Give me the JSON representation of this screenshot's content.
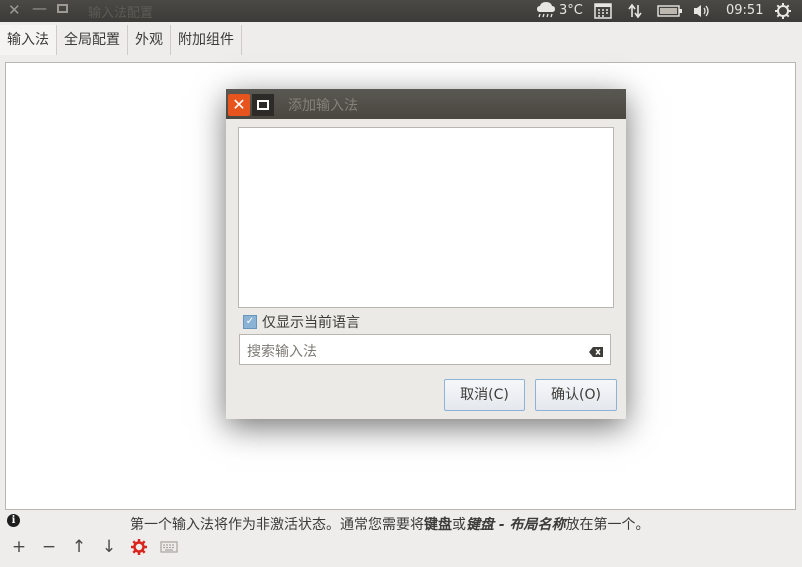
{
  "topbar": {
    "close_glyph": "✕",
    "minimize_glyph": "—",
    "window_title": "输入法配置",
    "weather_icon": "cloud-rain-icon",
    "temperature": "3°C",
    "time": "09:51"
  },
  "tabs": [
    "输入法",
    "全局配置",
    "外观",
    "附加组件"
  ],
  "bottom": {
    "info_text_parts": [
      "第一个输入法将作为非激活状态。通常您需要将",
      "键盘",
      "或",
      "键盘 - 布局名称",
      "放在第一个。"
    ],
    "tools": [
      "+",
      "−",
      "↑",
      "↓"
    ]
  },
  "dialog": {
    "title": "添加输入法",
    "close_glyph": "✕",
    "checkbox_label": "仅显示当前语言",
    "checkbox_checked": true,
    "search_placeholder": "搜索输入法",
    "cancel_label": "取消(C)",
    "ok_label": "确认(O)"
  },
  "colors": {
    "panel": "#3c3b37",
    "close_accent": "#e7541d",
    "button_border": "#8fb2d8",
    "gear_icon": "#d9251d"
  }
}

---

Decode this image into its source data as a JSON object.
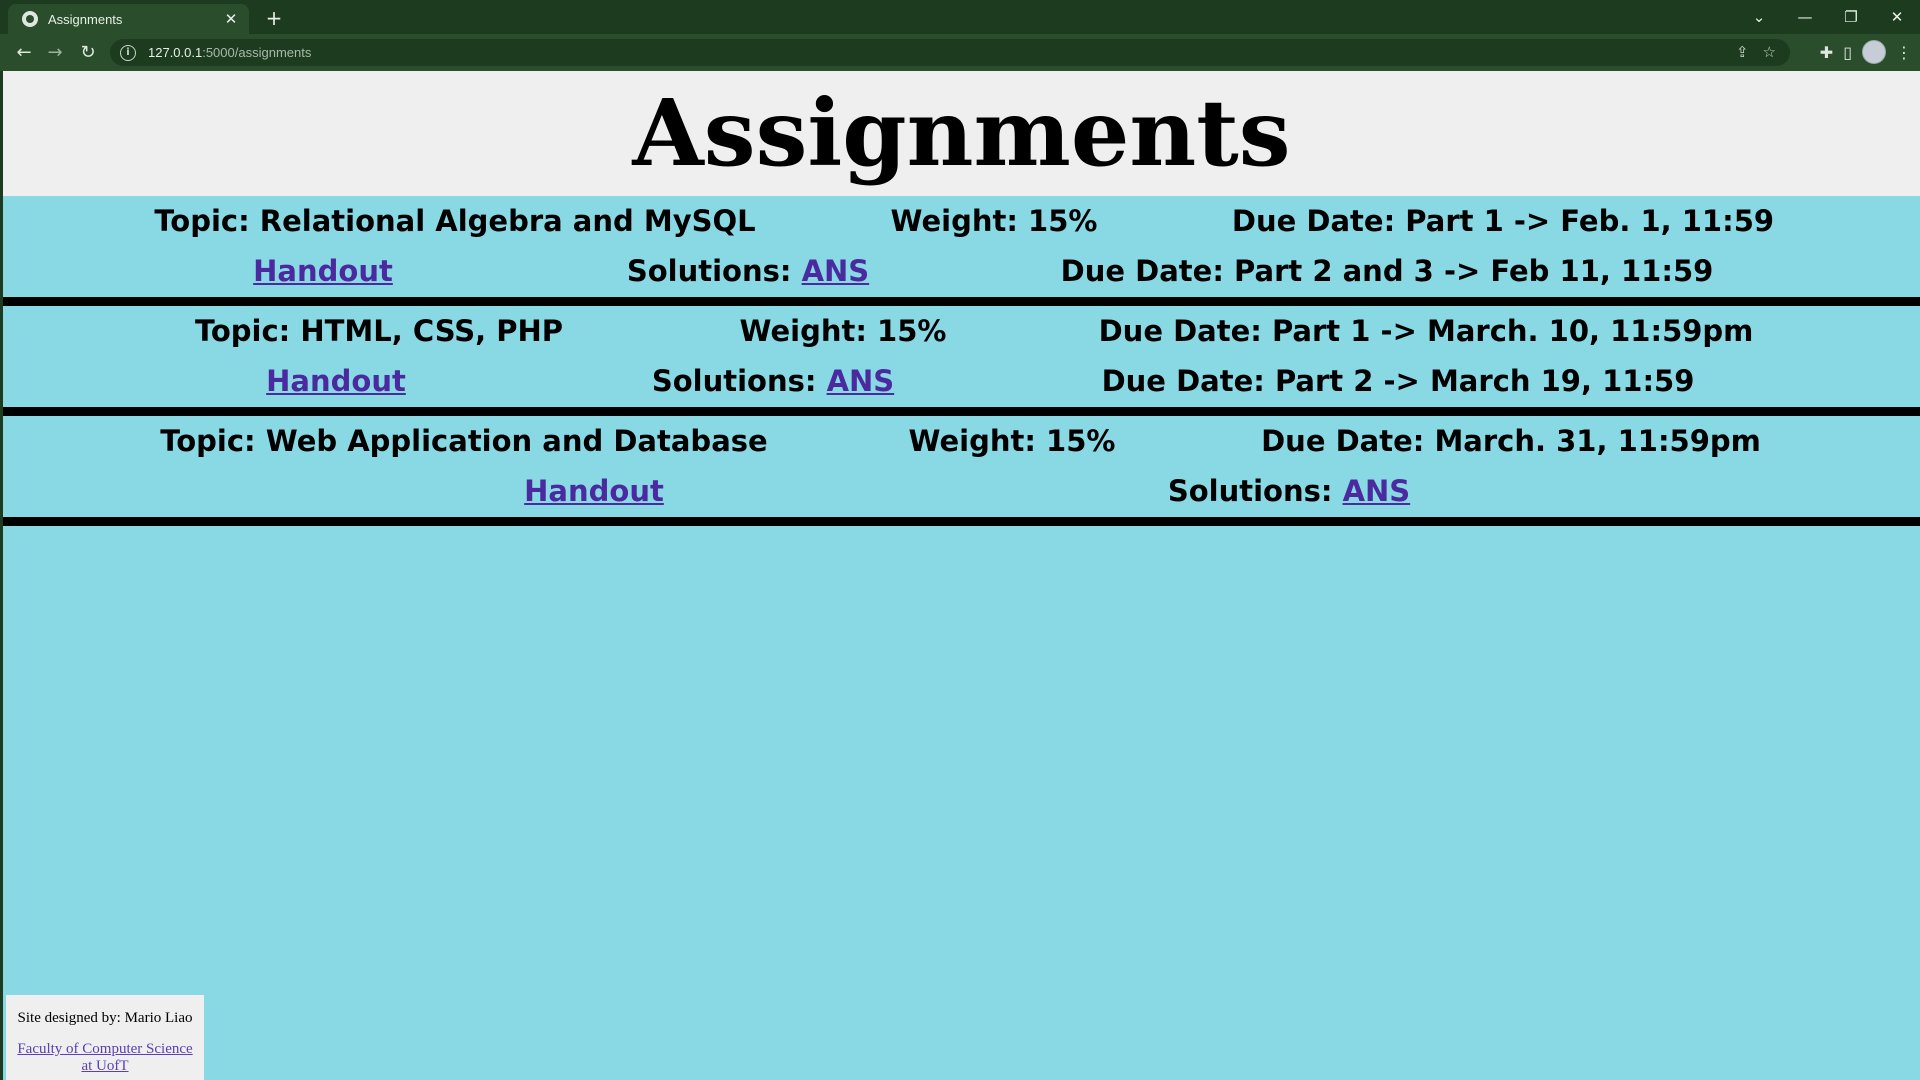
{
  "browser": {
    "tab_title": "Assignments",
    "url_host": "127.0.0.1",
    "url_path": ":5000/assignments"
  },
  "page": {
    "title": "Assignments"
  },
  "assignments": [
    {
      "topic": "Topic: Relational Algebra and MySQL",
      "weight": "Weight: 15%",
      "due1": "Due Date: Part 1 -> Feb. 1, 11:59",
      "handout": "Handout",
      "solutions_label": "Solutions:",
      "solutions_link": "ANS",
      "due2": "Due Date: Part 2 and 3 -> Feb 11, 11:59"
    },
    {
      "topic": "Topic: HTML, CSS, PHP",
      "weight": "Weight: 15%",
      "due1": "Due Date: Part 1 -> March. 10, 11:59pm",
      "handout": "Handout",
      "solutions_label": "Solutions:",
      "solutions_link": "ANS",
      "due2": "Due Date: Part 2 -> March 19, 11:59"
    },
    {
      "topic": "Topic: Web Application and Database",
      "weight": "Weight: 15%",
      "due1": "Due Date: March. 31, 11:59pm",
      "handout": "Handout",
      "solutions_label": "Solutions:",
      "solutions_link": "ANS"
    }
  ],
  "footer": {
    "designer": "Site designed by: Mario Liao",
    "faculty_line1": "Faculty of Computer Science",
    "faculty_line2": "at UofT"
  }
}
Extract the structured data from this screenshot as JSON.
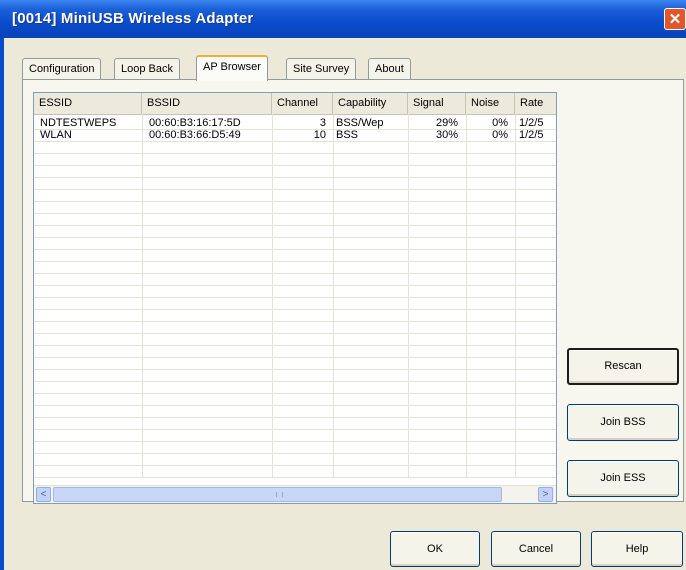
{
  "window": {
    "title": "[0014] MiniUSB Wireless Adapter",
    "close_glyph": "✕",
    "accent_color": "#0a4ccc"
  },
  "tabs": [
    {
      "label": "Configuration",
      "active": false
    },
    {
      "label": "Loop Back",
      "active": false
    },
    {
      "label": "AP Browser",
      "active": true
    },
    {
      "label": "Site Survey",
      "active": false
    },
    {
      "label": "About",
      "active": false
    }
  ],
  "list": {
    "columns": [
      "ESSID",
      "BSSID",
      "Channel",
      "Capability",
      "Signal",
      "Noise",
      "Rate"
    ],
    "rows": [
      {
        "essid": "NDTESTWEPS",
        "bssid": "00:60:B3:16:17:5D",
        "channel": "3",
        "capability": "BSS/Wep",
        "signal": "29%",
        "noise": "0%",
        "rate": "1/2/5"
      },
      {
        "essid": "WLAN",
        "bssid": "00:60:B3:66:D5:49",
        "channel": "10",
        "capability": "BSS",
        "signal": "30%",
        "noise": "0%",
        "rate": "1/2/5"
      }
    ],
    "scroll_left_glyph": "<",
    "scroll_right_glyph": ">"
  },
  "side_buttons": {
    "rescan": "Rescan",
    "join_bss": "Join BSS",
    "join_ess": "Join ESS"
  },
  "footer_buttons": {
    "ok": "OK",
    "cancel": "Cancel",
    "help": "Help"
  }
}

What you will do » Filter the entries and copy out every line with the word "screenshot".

Solution to this exercise »
Give me the JSON representation of this screenshot's content.
Extract the structured data from this screenshot as JSON.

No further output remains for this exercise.